Updated Wednesday – Metro announced Tuesday afternoon that the entire Metrorail system will be shut down Wednesday to allow for a systemwide safety check of 600 electrical cables that line its tunnels.
In a press conference Tuesday afternoon, Metro GM and CEO Paul Wiedefeld said he ordered the unprecedented closure with the support of Metro’s Board of Directors after an electrical fire early Monday morning in a Metro tunnel just west of the McPherson Square station.
Wiedefeld said that while the investigation is still ongoing into Monday’s incident, preliminary information indicated it resembled last year’s Yellow Line smoke incident that led to the death of a passenger.
“While the risk to the public is very low, I cannot rule out a potential life safety issue here,” Wiedefeld said. “And that is why we must take this action immediately. When I say safety is our highest priority, I mean it. That sometimes means making tough, unpopular decisions and this is one of those times. I fully recognize the hardship this will cause.”
Inspectors will fan out across the system Wednesday to inspect about 600 “jumper cables.” The jumper cables act essentially as electrical extension cords in sections of the Metro rail system where there are gaps between the electrified third rail.
Wiedefeld said additional service delays could be possible into Thursday if inspectors find issues with jumper cables in specific locations. Metro says it’s the first time the entire system has been closed for a non-weather related reason.
Wiedefeld said he decided against closing the system for the Tuesday evening commute because many had already used the system to commute to their jobs Tuesday morning and would be relying on it to return home.
Metro Board Chairman Jack Evans, who’s also a D.C. Council member, said board members spoke with Wiedefeld throughout the day Tuesday before making the decision.
“We in good conscience, and as the administrators of this system, cannot send trains out in this system into these tunnels knowing full well that something could go wrong,” Evans said at Metro’s Tuesday press conference.

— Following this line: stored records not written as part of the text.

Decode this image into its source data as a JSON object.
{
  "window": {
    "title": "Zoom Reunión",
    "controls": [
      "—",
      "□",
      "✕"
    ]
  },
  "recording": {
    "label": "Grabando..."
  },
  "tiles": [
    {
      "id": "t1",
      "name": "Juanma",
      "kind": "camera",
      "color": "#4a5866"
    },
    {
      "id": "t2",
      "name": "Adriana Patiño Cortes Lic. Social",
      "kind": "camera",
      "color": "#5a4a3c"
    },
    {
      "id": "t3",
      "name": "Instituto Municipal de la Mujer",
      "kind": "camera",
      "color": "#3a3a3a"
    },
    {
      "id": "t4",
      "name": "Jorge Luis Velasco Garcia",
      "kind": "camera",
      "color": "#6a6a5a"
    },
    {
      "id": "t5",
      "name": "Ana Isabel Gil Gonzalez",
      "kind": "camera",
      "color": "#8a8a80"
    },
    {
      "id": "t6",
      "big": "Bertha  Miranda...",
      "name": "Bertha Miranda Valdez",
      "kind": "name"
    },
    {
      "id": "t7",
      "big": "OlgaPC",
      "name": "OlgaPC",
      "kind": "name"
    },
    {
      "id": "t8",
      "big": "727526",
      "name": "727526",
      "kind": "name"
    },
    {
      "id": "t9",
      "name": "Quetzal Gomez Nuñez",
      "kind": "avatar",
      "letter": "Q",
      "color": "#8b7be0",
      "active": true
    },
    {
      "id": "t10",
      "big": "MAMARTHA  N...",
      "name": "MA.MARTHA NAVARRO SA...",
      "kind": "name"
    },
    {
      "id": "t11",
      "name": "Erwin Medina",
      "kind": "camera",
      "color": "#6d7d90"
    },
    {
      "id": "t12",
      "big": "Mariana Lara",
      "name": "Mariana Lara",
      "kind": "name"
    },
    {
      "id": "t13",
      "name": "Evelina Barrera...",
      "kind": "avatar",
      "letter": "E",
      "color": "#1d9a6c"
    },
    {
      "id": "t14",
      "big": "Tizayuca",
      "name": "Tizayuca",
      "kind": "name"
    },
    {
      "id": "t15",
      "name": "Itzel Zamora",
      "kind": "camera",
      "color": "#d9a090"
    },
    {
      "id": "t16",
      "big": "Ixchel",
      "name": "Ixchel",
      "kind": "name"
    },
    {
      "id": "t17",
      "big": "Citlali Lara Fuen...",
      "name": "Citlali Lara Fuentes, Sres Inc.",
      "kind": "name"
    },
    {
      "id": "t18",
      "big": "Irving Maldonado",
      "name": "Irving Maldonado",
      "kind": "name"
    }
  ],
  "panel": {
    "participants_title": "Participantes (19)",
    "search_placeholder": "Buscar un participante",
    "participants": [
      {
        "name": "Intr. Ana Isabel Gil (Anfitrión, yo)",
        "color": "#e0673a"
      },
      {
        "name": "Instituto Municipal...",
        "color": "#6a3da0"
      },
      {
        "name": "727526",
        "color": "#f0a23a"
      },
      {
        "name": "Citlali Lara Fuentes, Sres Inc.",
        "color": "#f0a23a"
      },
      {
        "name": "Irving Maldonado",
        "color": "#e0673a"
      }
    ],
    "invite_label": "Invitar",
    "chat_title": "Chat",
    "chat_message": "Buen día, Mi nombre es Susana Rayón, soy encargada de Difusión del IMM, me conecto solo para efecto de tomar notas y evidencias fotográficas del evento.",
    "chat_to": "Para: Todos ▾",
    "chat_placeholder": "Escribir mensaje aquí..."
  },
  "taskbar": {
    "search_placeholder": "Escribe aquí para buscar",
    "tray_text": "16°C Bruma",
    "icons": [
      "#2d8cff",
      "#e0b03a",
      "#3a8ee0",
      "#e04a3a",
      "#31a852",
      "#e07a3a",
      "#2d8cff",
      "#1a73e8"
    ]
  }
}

Montgomery County government will open Wednesday, though non-essential employees will be allowed to use unscheduled leave. The county’s Ride On bus system will operate on its regular schedule Wednesday. In a statement, the county-operated bus service said it already “uses just about all of its buses to provide existing service,” indicating it won’t be able to increase service Wednesday.
Parking at Metro garages and lots will be free. Montgomery County announced all HOV restrictions on I-270 would be lifted, but State Highway Administration spokesperson David Buck said that isn’t true and the restrictions remained in place Wednesday.
The Office of Personnel Management announced Tuesday federal agencies in the Washington area would be open Wednesday, but with the option for unscheduled leave or unscheduled telework.
Metrobus will also operate on its regular schedule Wednesday and Metro said it expects buses to be severely crowded.
There are about 85,000 daily Metrorail boardings in Montgomery County, according to the Montgomery County Department of Transportation (MCDOT). According to a Metro study released last year, of the approximately 740,000 trips taken on Metrorail on a typical weekday, 38 percent are taken by Maryland residents.
“For one day, a lot of people are going to figure out ways to deal with this. Some people have jobs where if they need to, they’ll be able to telework or if it’s one day they’ll be able to carpool,” District 16 Del. Marc Korman, who represents Bethesda and who has been active in Metro issues at the state level, told Bethesda Beat.
“My concern isn’t just tomorrow. It’s the long term effect of this on Metro and people’s willingness to ride the system our whole economic model is built upon. If people don’t trust Metro and don’t find Metro a convenient way to travel, that model is not going to work,” Korman said. “Unfortunately, this announcement will have the effect of just continuing the death spiral of Metrorail ridership.”
Rep. Chris Van Hollen, citing what he called Metro’s “astonishing admission that safety has not been the priority it needs to be,” said Metro should offer free bus service.
Wiedefeld said many of the jumper cables that will be inspected tomorrow were inspected last year after the fatal Yellow Line incident, but that he is seeking certainty that the cables are safe.
“It is deeply disturbing that the system is in such a precarious state that it must be entirely and abruptly shut down during the middle of a workweek,” Rep. John Delaney said in a prepared statement. “This is a stark demonstration of a total agency failure; now is the time for every stakeholder in WMATA to demand better performance and improved safety.”
County Council member Roger Berliner backed Widefeld’s decision Tuesday. Berliner has made improving Metro a priority during his year as chairman of the Metropolitan Washington Council of Governments.
“I’m not going to second-guess a general manager who in his heart of hearts, believes there’s a threat to life,” Berliner said. “He obviously saw a report and was given information that shook him deeply. I think that if our general manager couldn’t sleep at night knowing that there was a threat to life on this system, that he did what he had to do and we need to stand behind him.”